“Back in the old days it was, ‘Sticks and stones may break my bones, but words will never hurt me,'” said Kevin Quinn, a school resource officer in Arizona and regional director of the National Association of School Resource Officers. “In today’s day and age, words do hurt and that’s how a lot of the bullying begins.”

Thirty-two percent of students ages 12 to 18 nationwide had experienced bullying within the past school year in 2007, according to a report by the U.S. Education Department and the U.S. Justice Department. That number was slightly higher than the year before — though officials say it’s not because bullying is more frequent, but because it’s more often reported.

Actions by parents, including filing lawsuits, is picking up as well.

Bullying becoming ‘more physical, more sexual’

“The reason it’s picking up momentum is not necessarily the frequency of the bullying, but the manner in which people are engaging in bullying,” said Joe Braun, a Cincinnati attorney who sued on behalf of the family of a high school basketball player attacked by three teammates while waiting for a bus to take them to practice in Milford, Ohio. “It’s starting to become more physical, more sexual, and it’s not just emotional bullying like we’ve seen in the past.”

According to the lawsuit, the teens held the boy on the ground and punched him in the stomach. One of them exposed himself and rubbed his genitals on the boy’s face.

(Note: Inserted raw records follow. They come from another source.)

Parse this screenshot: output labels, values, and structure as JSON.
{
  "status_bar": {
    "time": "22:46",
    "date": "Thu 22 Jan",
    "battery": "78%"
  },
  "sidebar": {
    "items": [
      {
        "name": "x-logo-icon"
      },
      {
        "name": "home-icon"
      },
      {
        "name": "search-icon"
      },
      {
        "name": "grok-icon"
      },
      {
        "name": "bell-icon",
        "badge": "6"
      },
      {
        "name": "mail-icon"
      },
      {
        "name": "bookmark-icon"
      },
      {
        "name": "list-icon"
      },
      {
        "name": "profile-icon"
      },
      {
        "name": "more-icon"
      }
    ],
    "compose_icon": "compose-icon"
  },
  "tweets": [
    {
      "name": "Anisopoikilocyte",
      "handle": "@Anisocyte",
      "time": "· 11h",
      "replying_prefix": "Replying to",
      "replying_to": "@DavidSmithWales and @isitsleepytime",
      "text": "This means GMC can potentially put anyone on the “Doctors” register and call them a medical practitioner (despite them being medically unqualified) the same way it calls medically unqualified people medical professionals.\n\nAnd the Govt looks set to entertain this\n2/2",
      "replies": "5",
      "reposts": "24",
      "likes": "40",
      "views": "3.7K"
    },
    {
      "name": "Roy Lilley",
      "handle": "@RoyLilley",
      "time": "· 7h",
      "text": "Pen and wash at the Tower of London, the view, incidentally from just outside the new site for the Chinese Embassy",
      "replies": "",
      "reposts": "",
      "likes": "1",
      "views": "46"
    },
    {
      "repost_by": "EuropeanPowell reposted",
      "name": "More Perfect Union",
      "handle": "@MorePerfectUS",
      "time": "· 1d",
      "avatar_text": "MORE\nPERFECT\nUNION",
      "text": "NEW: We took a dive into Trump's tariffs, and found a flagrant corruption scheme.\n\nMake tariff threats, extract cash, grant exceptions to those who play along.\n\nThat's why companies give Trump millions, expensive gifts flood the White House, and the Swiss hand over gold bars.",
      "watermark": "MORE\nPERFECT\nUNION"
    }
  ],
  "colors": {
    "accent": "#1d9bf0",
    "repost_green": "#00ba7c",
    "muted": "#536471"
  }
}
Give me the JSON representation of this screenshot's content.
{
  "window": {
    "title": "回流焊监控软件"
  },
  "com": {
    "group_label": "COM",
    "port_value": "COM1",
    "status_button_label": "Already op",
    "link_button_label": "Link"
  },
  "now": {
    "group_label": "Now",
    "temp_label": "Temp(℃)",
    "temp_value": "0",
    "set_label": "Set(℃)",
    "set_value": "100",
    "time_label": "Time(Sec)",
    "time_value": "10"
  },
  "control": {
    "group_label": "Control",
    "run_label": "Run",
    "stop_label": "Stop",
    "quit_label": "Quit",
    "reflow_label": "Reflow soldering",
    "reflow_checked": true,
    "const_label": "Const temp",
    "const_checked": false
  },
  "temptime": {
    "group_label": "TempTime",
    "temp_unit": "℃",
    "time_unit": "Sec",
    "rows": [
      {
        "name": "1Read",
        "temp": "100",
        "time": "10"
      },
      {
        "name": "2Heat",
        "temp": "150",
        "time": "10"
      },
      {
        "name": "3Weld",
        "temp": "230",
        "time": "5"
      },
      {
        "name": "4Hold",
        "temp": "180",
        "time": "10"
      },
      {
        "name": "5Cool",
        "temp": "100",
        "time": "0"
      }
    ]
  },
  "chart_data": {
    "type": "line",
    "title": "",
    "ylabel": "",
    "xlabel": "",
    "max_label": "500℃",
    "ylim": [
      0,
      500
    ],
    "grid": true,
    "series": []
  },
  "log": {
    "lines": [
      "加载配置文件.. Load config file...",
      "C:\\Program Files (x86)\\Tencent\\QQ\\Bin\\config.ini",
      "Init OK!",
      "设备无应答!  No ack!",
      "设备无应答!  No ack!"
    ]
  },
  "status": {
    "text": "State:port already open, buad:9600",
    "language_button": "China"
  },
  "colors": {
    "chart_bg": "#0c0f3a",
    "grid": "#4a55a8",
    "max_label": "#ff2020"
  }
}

Other accusations of particularly cruel incidents have led to lawsuits and criminal charges. In South Florida, two high school students have been charged with stalking and battery for allegedly restraining a freshman in the school locker room. One of the teens admitted he did “pretend to rape him,” according to a police affidavit.

And a school district in Bakersfield, Calif., along with several students and their parents, paid $260,000 to settle a lawsuit after debate team members encased a younger student in plastic wrap and tape in a hotel room before a competition.

Shocking brutality
The Tampa case has stunned the region for its brutality, the young age of the four students accused and the fact it happened on school grounds. Equally surprising were the characteristics of the accused: One is the son of a police officer, and several are promising athletes and students who took honors classes. Each has been charged with multiple counts of sexual battery.

“It’s going to be a situation where they’re looking at it saying, ‘How could someone with this type of background, this type of character, be charged with something like this?'” said Timothy Taylor, an attorney for one of the accused boys.

The bullying had gone on for months, officials said, unbeknownst to the boys’ coach, school administrators and the victim’s parents, until the teen finally snapped.

Assistant State Attorney Kimberly Hindman said at a June hearing that the boys were fighting after a botched play during a flag football game. A school official intervened when the feud spilled into the locker room, and the teen later said he was “tired of them getting on me.”

He identified the four suspects, who were called in by school officials. They were asked to write explanations of what had occurred. It was then that administrators learned the boy had been penetrated with a broom and hockey stick.

Hindman described it as an “intentional terroristic act” that occurred multiple times previously.

“Why doesn’t the victim tell immediately when something like this is happening?” Hindman asked. “I don’t know, judge. But there are witnesses, independent eyewitnesses, who saw the acts taking place. Some of those witnesses will describe the victim screaming when it was happening. Fighting them and he told them to stop.”

Denial and support
The suspects’ families have expressed a combination of shock, denial and support.

“I just don’t think that he deserved this,” one defendant’s mother said in court.

“Deserved what?” Circuit Judge Wayne Timmerman replied.

“Whatever the accusations that was made,” she said. “I just want him to live a normal life.”

The 13-year-old victim, who is not being identified because he was the victim of an alleged sexual assault, said a few words himself before the judge set bond.

“When my family members figured out about this, they started crying,” he said. “My dad was furious. He couldn’t even say nothing. He couldn’t look at me. He said, ‘Why couldn’t you tell me?'”

© 2009 The Associated Press.